A camera-based driver assistance system at BMW will be the first production implementation in the motor vehicle to utilize IP and Ethernet as the system network in the vehicle . OEMs and suppliers will use the new BroadR-Reach physical layer to save on weight and costs compared to currently used LVDS technology , , . BroadR-Reach will be licensed by other producers .
An example of a camera system network is shown in Figure 1 together with potential measurement points. As an alternative, it would also be possible to connect all cameras directly via a switch. As in bus systems used so far in the motor vehicle, the data traffic must be observed, analyzed and compared time-synchronously at various points in the network. Therefore, the measurement hardware must initially support the current bus physics (e.g. BroadR-Reach), but must also be open to future physical layers.
Desirable are multi-channel taps via tee-couplers, which disturb the system network as little as possible in monitoring. The tee-coupler should also be capable of injecting errors to validate system functionality. Beyond analysis tasks, stimulation or even simulation of entire sections of the network is also required (remaining bus simulation). This poses certain challenges on the measurement hardware.

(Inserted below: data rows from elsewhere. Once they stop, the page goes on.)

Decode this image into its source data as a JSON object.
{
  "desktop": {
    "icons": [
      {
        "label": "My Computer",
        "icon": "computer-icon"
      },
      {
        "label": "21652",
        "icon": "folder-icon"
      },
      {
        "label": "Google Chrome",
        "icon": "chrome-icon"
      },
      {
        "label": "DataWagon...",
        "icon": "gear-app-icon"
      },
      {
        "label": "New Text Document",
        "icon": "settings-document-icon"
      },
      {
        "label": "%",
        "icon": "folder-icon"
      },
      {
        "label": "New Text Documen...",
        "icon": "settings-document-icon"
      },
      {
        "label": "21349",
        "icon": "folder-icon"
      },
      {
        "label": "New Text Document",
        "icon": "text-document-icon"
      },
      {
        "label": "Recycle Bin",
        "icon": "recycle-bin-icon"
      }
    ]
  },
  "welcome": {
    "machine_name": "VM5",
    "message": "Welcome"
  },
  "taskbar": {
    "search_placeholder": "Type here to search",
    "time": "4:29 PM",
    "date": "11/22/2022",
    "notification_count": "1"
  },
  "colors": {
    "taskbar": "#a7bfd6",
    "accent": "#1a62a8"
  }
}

Figure 1: Reliable analysis of camera-based driver assistance systems requires monitoring the data traffic at multiple points of the Ethernet network, ideally via “tee-couplers” with as little time offset as possible and with a common time base.
In the camera application, there are heightened requirements related to time synchronization and Quality of Service (QoS) . They should be addressed by protocol extensions of the Audio Video Bridging standard (AVB) . Now that manufacturers have appeared to reach agreement on the bit transmission layer (OSI Layer 1), standardization is being sought in higher layers as well for cost and testing reasons.
If only because of the different protocols used in the camera application, there are new requirements for the measurement software, so that any desired signals from the payload of the various, some quite complex, protocols can be presented and manipulated according to the application. The “Audio/Video” and “Control Communication” columns of Table 1 (based on  and Vector) show the protocols used for AVB.
Table 1: IP protocols of automotive applications mapped to the OSI reference model (left-side columns) including administrative functions (right-side columns): Both new protocols (red) and those known from office communications (gray) are used. For full resolution click here.
There are also protocols for bandwidth reservation and other network management protocols (Table 1, four columns on the right). These and other protocols listed in the table were added based on the application cases considered below.
2. Diagnostic access
Using “Diagnostics over IP” (DoIP) technology, it is possible to centrally flash all ECUs connected to the various bus systems via high-performance Ethernet access (Figure 2).
Figure 2: In validation of DoIP at a gateway, it is important to represent the data traffic both on the DoIP side (to left of the gateway) and on all connected bus systems (to right of the gateway). Ideally, all messages of all networks are transmitted with a common time base.
System development at the OEM must validate this service. Since an ECU is used as the gateway, not only is there great interest in analyzing the transmission of diagnostic data in the various connected bus systems, but on the IP side as well. Relevant protocols are ISO 13400 and IPv4, and possibly IPv6 as represented in Table 1.